Confidence interval bands
returns a table of the requested risk measure and its associated confidence
cbTable = confidenceBands(
confidenceBands is used to investigate how the values
of a risk measure and its associated confidence interval converge as the number
of scenarios increases. The
simulate function must be run
confidenceBands is used. For more information on using
creditDefaultCopula object, see
Load saved portfolio data.
creditDefaultCopula object with a two-factor model.
cdc = creditDefaultCopula(EAD,PD,LGD,Weights2F,'FactorCorrelation',FactorCorr2F)
cdc = creditDefaultCopula with properties: Portfolio: [100x5 table] FactorCorrelation: [2x2 double] VaRLevel: 0.9500 UseParallel: 0 PortfolioLosses: 
VaRLevel to 99%.
cdc.VaRLevel = 0.99;
simulate function before running
confidenceBands with the
creditDefaultCopula object to generate the
cdc = simulate(cdc,1e5); cbTable = confidenceBands(cdc,'RiskMeasure','Std','ConfidenceIntervalLevel',0.9); cbTable(1:10,:)

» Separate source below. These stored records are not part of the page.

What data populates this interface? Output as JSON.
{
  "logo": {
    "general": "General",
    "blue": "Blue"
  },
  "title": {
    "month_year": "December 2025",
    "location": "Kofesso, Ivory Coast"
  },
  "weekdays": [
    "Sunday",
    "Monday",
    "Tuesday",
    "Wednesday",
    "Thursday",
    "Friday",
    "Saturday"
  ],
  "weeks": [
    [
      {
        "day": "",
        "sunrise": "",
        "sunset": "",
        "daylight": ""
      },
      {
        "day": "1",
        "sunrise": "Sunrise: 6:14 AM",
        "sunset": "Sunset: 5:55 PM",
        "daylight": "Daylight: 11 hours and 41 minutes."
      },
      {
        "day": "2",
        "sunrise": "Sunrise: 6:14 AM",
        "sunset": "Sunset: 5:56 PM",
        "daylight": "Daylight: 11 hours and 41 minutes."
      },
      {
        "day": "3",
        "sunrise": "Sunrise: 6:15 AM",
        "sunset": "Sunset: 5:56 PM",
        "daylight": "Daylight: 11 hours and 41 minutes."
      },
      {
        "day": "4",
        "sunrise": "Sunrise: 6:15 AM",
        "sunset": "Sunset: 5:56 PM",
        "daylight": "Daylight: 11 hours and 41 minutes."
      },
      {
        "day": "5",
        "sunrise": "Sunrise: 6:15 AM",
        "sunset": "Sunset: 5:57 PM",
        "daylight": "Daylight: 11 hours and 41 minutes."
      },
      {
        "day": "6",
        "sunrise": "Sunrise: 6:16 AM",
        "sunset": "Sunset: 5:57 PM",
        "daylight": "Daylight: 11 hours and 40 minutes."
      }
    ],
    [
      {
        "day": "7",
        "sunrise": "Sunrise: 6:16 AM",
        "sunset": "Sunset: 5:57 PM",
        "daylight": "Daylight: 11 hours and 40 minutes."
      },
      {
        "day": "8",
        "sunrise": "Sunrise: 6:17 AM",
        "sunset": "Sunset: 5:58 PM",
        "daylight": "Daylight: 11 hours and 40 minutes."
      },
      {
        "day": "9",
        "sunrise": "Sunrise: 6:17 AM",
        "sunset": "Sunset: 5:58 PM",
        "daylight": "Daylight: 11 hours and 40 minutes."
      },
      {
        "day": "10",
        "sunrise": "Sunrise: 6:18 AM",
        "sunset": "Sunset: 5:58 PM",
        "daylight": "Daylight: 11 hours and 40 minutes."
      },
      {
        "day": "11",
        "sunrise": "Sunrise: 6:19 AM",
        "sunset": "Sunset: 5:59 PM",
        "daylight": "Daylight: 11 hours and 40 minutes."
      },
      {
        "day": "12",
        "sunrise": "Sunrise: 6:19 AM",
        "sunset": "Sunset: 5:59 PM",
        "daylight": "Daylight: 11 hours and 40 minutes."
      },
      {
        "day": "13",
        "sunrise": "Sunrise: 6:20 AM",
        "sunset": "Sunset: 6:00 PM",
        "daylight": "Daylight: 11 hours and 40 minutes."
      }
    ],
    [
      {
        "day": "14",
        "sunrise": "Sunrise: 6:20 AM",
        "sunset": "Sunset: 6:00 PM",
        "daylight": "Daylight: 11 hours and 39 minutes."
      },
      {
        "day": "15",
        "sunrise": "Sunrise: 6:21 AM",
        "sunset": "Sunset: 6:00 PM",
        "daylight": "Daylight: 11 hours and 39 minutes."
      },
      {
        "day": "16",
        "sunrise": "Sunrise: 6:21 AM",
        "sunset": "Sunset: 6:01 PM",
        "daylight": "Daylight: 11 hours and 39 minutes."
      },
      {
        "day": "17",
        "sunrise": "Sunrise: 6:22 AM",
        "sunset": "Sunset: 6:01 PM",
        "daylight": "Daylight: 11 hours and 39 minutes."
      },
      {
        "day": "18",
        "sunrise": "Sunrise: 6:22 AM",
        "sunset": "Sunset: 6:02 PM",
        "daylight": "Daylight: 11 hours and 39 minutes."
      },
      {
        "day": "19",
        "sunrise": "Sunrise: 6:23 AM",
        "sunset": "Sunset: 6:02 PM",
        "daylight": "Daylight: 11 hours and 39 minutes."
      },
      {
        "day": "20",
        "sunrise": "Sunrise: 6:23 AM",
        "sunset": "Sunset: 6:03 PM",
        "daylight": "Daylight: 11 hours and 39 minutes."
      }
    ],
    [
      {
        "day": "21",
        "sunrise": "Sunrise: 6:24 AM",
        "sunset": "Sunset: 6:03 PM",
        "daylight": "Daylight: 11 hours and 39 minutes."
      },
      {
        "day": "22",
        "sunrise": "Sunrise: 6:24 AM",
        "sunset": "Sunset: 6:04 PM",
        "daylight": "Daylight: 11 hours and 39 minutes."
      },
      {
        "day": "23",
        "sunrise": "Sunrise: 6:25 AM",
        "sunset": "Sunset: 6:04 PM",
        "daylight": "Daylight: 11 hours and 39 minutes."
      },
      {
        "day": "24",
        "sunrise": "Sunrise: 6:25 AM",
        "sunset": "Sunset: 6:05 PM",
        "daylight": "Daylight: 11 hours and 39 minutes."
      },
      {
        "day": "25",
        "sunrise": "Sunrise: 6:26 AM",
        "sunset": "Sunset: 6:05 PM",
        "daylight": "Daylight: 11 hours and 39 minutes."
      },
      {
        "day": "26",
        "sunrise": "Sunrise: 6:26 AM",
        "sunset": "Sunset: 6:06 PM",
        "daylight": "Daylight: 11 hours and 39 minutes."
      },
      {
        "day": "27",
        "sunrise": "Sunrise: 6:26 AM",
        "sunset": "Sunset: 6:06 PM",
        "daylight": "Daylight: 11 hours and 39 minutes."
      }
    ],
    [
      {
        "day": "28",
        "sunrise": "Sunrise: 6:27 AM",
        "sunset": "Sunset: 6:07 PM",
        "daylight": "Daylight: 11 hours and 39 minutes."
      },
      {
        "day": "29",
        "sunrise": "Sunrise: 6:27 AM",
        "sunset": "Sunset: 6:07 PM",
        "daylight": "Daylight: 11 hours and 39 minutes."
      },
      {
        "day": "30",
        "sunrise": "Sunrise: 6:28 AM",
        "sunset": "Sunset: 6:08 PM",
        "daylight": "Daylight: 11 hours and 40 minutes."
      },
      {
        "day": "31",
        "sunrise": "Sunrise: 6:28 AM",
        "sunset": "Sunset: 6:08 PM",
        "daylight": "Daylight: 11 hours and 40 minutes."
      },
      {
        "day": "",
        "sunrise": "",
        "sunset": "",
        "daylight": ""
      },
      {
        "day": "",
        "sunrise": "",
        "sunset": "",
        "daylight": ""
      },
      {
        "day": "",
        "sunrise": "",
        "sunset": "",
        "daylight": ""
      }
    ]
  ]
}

ans=10×4 table NumScenarios Lower Std Upper ____________ ______ ______ ______ 1000 23.38 24.237 25.166 2000 23.255 23.859 24.497 3000 23.617 24.117 24.642 4000 23.44 23.871 24.319 5000 23.504 23.891 24.291 6000 23.582 23.935 24.301 7000 23.756 24.086 24.426 8000 23.587 23.893 24.208 9000 23.582 23.871 24.167 10000 23.525 23.799 24.079
comma-separated pairs of
the argument name and
Value is the corresponding value.
Name must appear inside quotes. You can specify several name and value
pair arguments in any order as
cbTable = confidenceBands(cdc,'RiskMeasure','Std','ConfidenceIntervalLevel',0.9,'NumPoints',50)
'RiskMeasure'— Risk measure to investigate
'CVaR'(default) | character vector or string with values
Risk measure to investigate, specified as the comma-separated pair
'RiskMeasure' and a character
vector or string. Possible values are:
'EL' — Expected loss, the
mean of portfolio losses
'Std' — Standard deviation
of the losses
'VaR' — Value at risk at the
threshold specified by the
property of the
'CVaR' — Conditional VaR at
the threshold specified by the
VaRLevel property of the
'ConfidenceIntervalLevel'— Confidence interval level
0.95(default) | numeric between
Confidence interval level, specified as the comma-separated pair
'ConfidenceIntervalLevel' and a
example, if you specify
0.95, a 95% confidence
interval is reported in the output table
'NumPoints'— Number of scenario samples to report
100(default) | nonnegative integer
Number of scenario samples to report, specified as the
comma-separated pair consisting of
and a nonnegative integer. The default is
meaning confidence bands are reported at 100 evenly spaced points of
increasing sample size ranging from 0 to the total number of
NumPoints must be a numeric scalar
1, and is typically much
smaller than total number of scenarios simulated.
confidenceBands can be used to obtain
a qualitative idea of how fast a risk measure and its
confidence interval are converging. Specifying a large value
NumPoints is not recommended and
could cause performance issues with
cbTable— Requested risk measure and associated confidence bands
Requested risk measure and associated confidence bands at each of the
NumPoints scenario sample sizes, returned as a
table containing the following columns:
NumScenarios — Number of
scenarios at the sample point
Lower — Lower confidence
RiskMeasure — Requested
risk measure where the column takes its name from whatever
risk measure is requested with the optional input
Upper — Upper confidence
 Crouhy, M., Galai, D., and Mark, R. “A Comparative Analysis of Current Credit Risk Models.” Journal of Banking and Finance. Vol. 24, 2000, pp. 59–117.
 Gordy, M. “A Comparative Anatomy of Credit Risk Models.” Journal of Banking and Finance. Vol. 24, 2000, pp. 119–149.
 Gupton, G., Finger, C., and Bhatia, M. “CreditMetrics – Technical Document.” J. P. Morgan, New York, 1997.
 Jorion, P. Financial Risk Manager Handbook. 6th Edition. Wiley Finance, 2011.
 Löffler, G., and Posch, P. Credit Risk Modeling Using Excel and VBA. Wiley Finance, 2007.
 McNeil, A., Frey, R., and Embrechts, P. Quantitative Risk Management: Concepts, Techniques, and Tools. Princeton University Press, 2005.